Dwight Yoakam's brand of country music being presented at the venue tonight was to have been followed by the raunchy, outrageousness of R&B singer-comedian Millie Jackson on Friday. But, the Jackson concert has been canceled. On Sunday, the amphitheater will present two of the biggest recording stars of the late 1950s--Pat Boone and Connie Francis.

Starting with her 1957 recording of "Who's Sorry Now," Francis had a string of Top 10 records that extended into 1962. That string also included "Stupid Cupid," "Lipstick on Your Collar," "Everybody's Somebody's Fool," "My Mind Has a Heart of Its Own" and the title track from her 1960 debut film, "Where the Boys Are."

Boone sold more records during the late '50s than any other artist except Elvis Presley. He was, in fact, considered to be the clean-cut, sunny alternative to the darker, brooding Presley.

Many of Boone's hits were tame, white-bread versions of R&B songs such as Little Richard's "Tutti-Frutti" and Fats Domino's "Ain't That a Shame." Television and movie roles followed. More recently, he has performed material of a country-gospel flavor.

Earlier this year, Boone made news when he announced he was going to make an album of heavy-metal rock songs sung in his own crooning style. Maybe Pat should stick around for Wednesday's show starring Alice Cooper and the Scorpions.

The Scorpions burst upon the international heavy rock scene with the album "Lonesome Crow" in 1972. Other albums by the German rock band include "Virgin Killer," "Taken by Force," and "Love at First Sting."

One of the original shock rockers, Alice Cooper is famous for his outrageous stage performances. His early hits in the 1970s included "School's Out" and "Eighteen." In 1989, he reached the Top 10 for the first time in 12 years with "Poison."

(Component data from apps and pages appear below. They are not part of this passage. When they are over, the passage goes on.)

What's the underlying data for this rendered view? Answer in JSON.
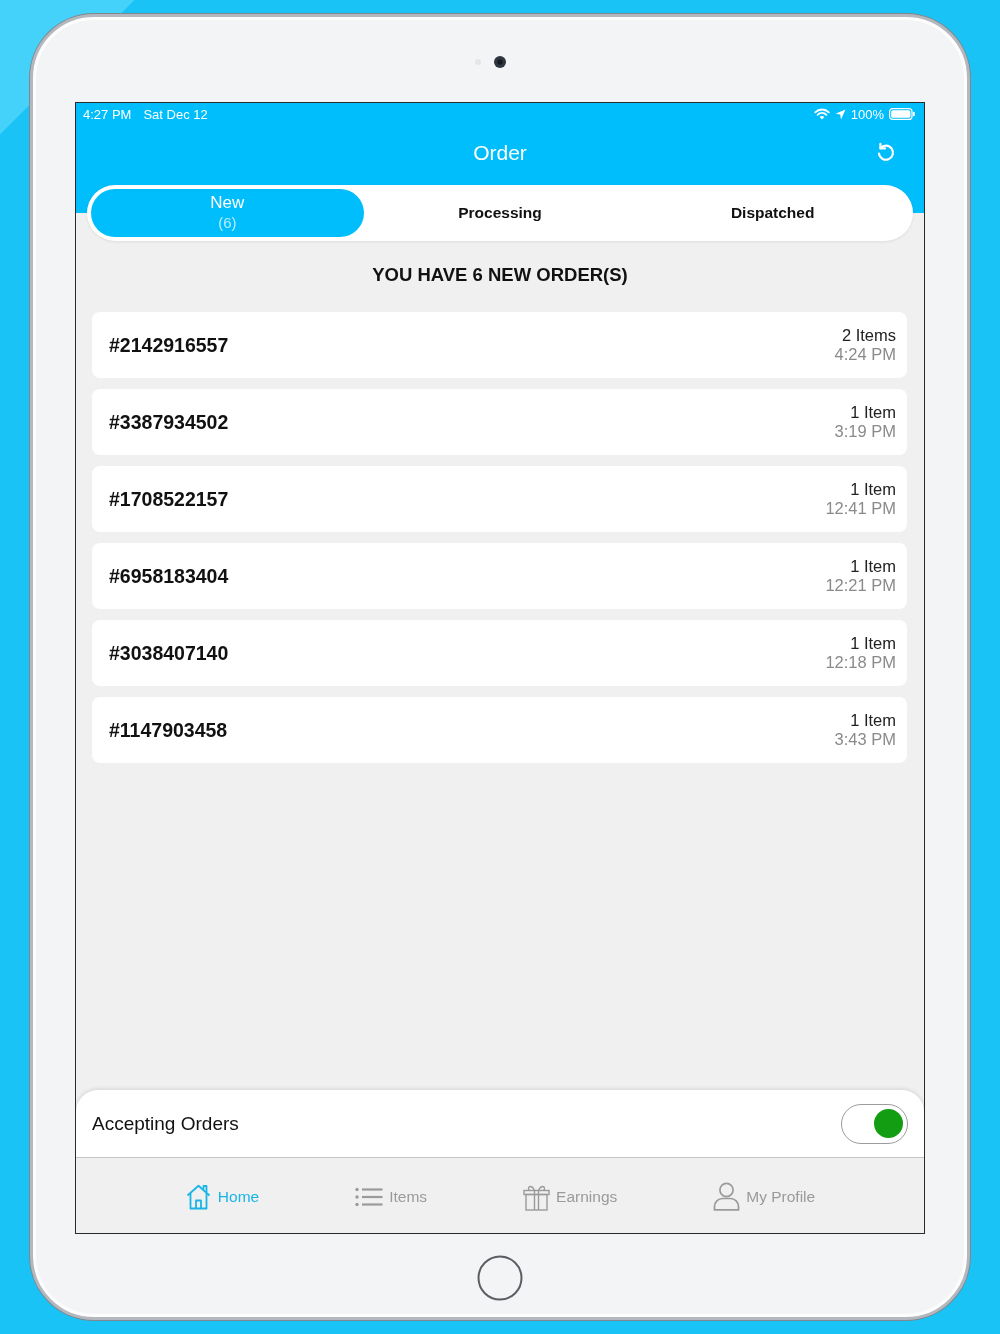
{
  "status_bar": {
    "time": "4:27 PM",
    "date": "Sat Dec 12",
    "battery_percent": "100%"
  },
  "nav_bar": {
    "title": "Order"
  },
  "tabs": [
    {
      "label": "New",
      "count": "(6)",
      "selected": true
    },
    {
      "label": "Processing",
      "selected": false
    },
    {
      "label": "Dispatched",
      "selected": false
    }
  ],
  "heading": "YOU HAVE 6 NEW ORDER(S)",
  "orders": [
    {
      "number": "#2142916557",
      "items": "2 Items",
      "time": "4:24 PM"
    },
    {
      "number": "#3387934502",
      "items": "1 Item",
      "time": "3:19 PM"
    },
    {
      "number": "#1708522157",
      "items": "1 Item",
      "time": "12:41 PM"
    },
    {
      "number": "#6958183404",
      "items": "1 Item",
      "time": "12:21 PM"
    },
    {
      "number": "#3038407140",
      "items": "1 Item",
      "time": "12:18 PM"
    },
    {
      "number": "#1147903458",
      "items": "1 Item",
      "time": "3:43 PM"
    }
  ],
  "accepting_orders": {
    "label": "Accepting Orders",
    "on": true
  },
  "bottom_nav": [
    {
      "label": "Home",
      "selected": true
    },
    {
      "label": "Items",
      "selected": false
    },
    {
      "label": "Earnings",
      "selected": false
    },
    {
      "label": "My Profile",
      "selected": false
    }
  ]
}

This Scorpions-Cooper package has been doing good business in concert venues across the country. Cooper is said to be drawing a new, younger audience which considers him a heavy metal pioneer.

Universal Amphitheatre, 100 Universal City Plaza, presents:

* Dwight Yoakam at 8:15 tonight. Tickets are $15-$33.

* Pat Boone, Connie Francis at 8:15 p.m. Sunday. Tickets are $13-$35.

* Alice Cooper, Scorpions at 8:15 p.m. Wednesday. Tickets are $20-$36.50.

Call (213) 480-3232.


Maria Muldaur, who sings at the Moonlight Tango Cafe on Tuesday, retains a devoted following dating back to her days in the Jim Kweskin Jug Band in the 1960s.

Her first solo album, 1973's "Maria Muldaur," was a million-seller and also contained the sultry hit single, "Midnight at the Oasis." In the course of her career, she has also worked and recorded with Stevie Wonder, Ry Cooder, Ray Brown and Benny Carter among others. Other hits for Muldaur include "Squeeze Me" and "Don't You Feel My Leg."

On Tuesday, she will perform with Paul Cacia's 23-piece jazz orchestra. Cacia, who describes himself as a high-note trumpeter in the tradition of Maynard Ferguson, describes Muldaur's current repertoire as having a jazzy, soulful, R&B feel.

* Maria Muldaur sings with Paul Cacia's 23-piece jazz orchestra at 7:30 and 9:30 p.m. Tuesday at the Moonlight Tango Cafe, 13730 Ventura Blvd., Sherman Oaks. $9.95 minimum plus $13 cover for the early show, $9 late show. Call (818) 788-2000.

Los Angeles Times Articles